Seventeen Daviess County Public Schools teachers were involved last year in learning strategies designed to give students “a voice and a choice” in how they learn, and now are putting those strategies to work in classrooms at five schools across the district.
These educators are part of the nation’s largest effort to personalize learning in America’s public school districts. The project, titled kid-FRIENDLy, is a $41 million effort underway in 22 Kentucky school districts who are members of the Green River Regional and Ohio Valley educational cooperatives. kid-FRIENDLy stands for “Kids – Focused, Responsible, Imaginative, Engaged, Determined to Learn.” kid-FRIENDLy is the largest “Race to the Top” District project funded by the U.S. Department of Education. For more information, visit www.kidfriendlyky.com.
kid-FRIENDLy provided participating DCPS teachers with $12,500 to refine new practices they have developed based on the premise that students who direct their own learning will develop the initiative, responsibility and ability to plan, prioritize and problem-solve – skills employers across America emphasize are necessary for success in the 21st Century economy.
East View Elementary School educators Melanie Duckwall, Dennis Millay and Kari Kinder will assist students with the building and maintenance of an on-site greenhouse to provide innovative learning opportunities in an outdoor environment. The purchase of Chromebooks and other technology will enhance students’ learning experience.
Burns Middle School educators Mollie Willett, Katie Blandford, Kim Newcomer, Jessica Morris and Stephanie Snyder will purchase iPads to develop individual learning strategies where students can view lessons, conduct research and review concepts at their own pace until skills are mastered.
Daviess County Middle School teachers Lyndsey Kunze, Sara Appleby and Olga Payne will continue their Communities of Practice participation and will continue implementation of self-paced learning with the purchase of iPad minis, Chromecast, speakers and other materials.
Highland Elementary School teachers Erin McCormick, Katie Freeman and Kraton Dodson will offer students personalized learning stations with new chairs, bean bag chairs, soft seats and ottomans to encourage independence and self-motivation.
Audubon Elementary School teachers Tina Jennings, Bonita French and Jessica Sanders are focusing on providing students with warm, kid- friendly environment that includes a variety of seating options that allow students to explore and master content at their own pace.
These 17 educators joined more than 250 Teacher Leaders who are developing teaching practices to personalize learning for approximately 60,000 students at 112 schools involved in kid-FRIENDLy. These Teacher Leaders have committed to be innovators and risk-takers as they work toward their shared goal of ultimately influencing change and growth among their peers.

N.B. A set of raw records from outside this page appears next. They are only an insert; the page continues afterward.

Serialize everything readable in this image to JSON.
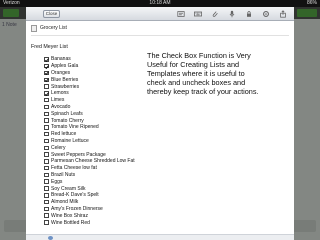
{
  "status_bar": {
    "carrier": "Verizon",
    "time": "10:18 AM",
    "battery": "86%"
  },
  "background_app": {
    "note_text": "1 Note"
  },
  "toolbar": {
    "close_label": "Close",
    "icons": [
      "text-format-icon",
      "keyboard-icon",
      "attachment-icon",
      "microphone-icon",
      "lock-icon",
      "settings-icon",
      "share-icon"
    ]
  },
  "note": {
    "title": "Grocery List",
    "list_heading": "Fred Meyer List",
    "items": [
      {
        "label": "Bananas",
        "checked": true
      },
      {
        "label": "Apples Gala",
        "checked": true
      },
      {
        "label": "Oranges",
        "checked": true
      },
      {
        "label": "Blue Berries",
        "checked": true
      },
      {
        "label": "Strawberries",
        "checked": false
      },
      {
        "label": "Lemons",
        "checked": true
      },
      {
        "label": "Limes",
        "checked": false
      },
      {
        "label": "Avocado",
        "checked": false
      },
      {
        "label": "Spinach Leafs",
        "checked": false
      },
      {
        "label": "Tomato Cherry",
        "checked": false
      },
      {
        "label": "Tomato Vine Ripened",
        "checked": false
      },
      {
        "label": "Red lettuce",
        "checked": false
      },
      {
        "label": "Romaine Lettuce",
        "checked": false
      },
      {
        "label": "Celery",
        "checked": false
      },
      {
        "label": "Sweet Peppers Package",
        "checked": false
      },
      {
        "label": "Parmesan Cheese Shredded Low Fat",
        "checked": false
      },
      {
        "label": "Fetta Cheese low fat",
        "checked": false
      },
      {
        "label": "Brazil Nuts",
        "checked": false
      },
      {
        "label": "Eggs",
        "checked": false
      },
      {
        "label": "Soy Cream Silk",
        "checked": false
      },
      {
        "label": "Bread-K Dave's Spelt",
        "checked": false
      },
      {
        "label": "Almond Milk",
        "checked": false
      },
      {
        "label": "Amy's Frozen Dinnerse",
        "checked": false
      },
      {
        "label": "Wine Box Shiraz",
        "checked": false
      },
      {
        "label": "Wine Bottled Red",
        "checked": false
      }
    ],
    "callout": "The Check Box Function is Very Useful for Creating Lists and Templates where it is useful to check and uncheck boxes and thereby keep track of your actions."
  }
}
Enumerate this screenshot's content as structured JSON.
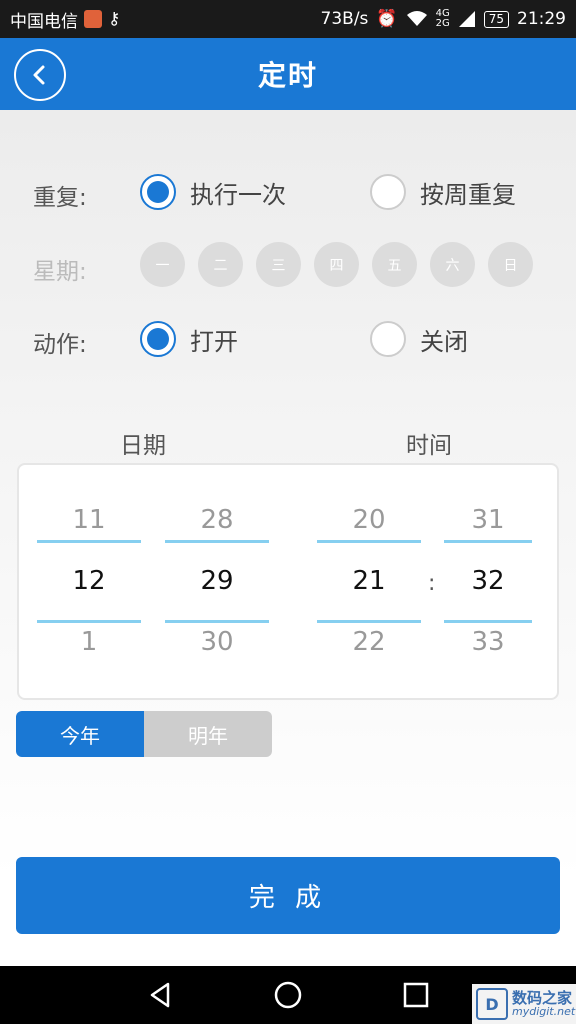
{
  "status_bar": {
    "carrier": "中国电信",
    "speed": "73B/s",
    "signal": "4G\n2G",
    "battery": "75",
    "time": "21:29"
  },
  "header": {
    "title": "定时"
  },
  "form": {
    "repeat_label": "重复:",
    "repeat_options": [
      "执行一次",
      "按周重复"
    ],
    "repeat_selected": "执行一次",
    "weekday_label": "星期:",
    "weekdays": [
      "一",
      "二",
      "三",
      "四",
      "五",
      "六",
      "日"
    ],
    "action_label": "动作:",
    "action_options": [
      "打开",
      "关闭"
    ],
    "action_selected": "打开"
  },
  "picker": {
    "date_title": "日期",
    "time_title": "时间",
    "month": {
      "prev": "11",
      "current": "12",
      "next": "1"
    },
    "day": {
      "prev": "28",
      "current": "29",
      "next": "30"
    },
    "hour": {
      "prev": "20",
      "current": "21",
      "next": "22"
    },
    "minute": {
      "prev": "31",
      "current": "32",
      "next": "33"
    },
    "separator": ":"
  },
  "year_toggle": {
    "options": [
      "今年",
      "明年"
    ],
    "selected": "今年"
  },
  "done_button": "完 成",
  "watermark": {
    "title": "数码之家",
    "url": "mydigit.net"
  },
  "colors": {
    "accent": "#1a78d4",
    "wheel_line": "#86cff0",
    "disabled": "#dcdcdc"
  }
}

GRREC and OVEC have coaches on staff who support the Teacher Leaders as they craft personal innovation plans. These coaches also work with teachers in their classrooms, at regional learning forums and through online collaboration.
This year, Teacher Leaders will develop Learning Labs, where they will share new instructional strategies with their peers. The Learning Labs will become Demonstration Classrooms that will be open to teachers across Kentucky and the nation who are looking for strategies to personalize learning for their students.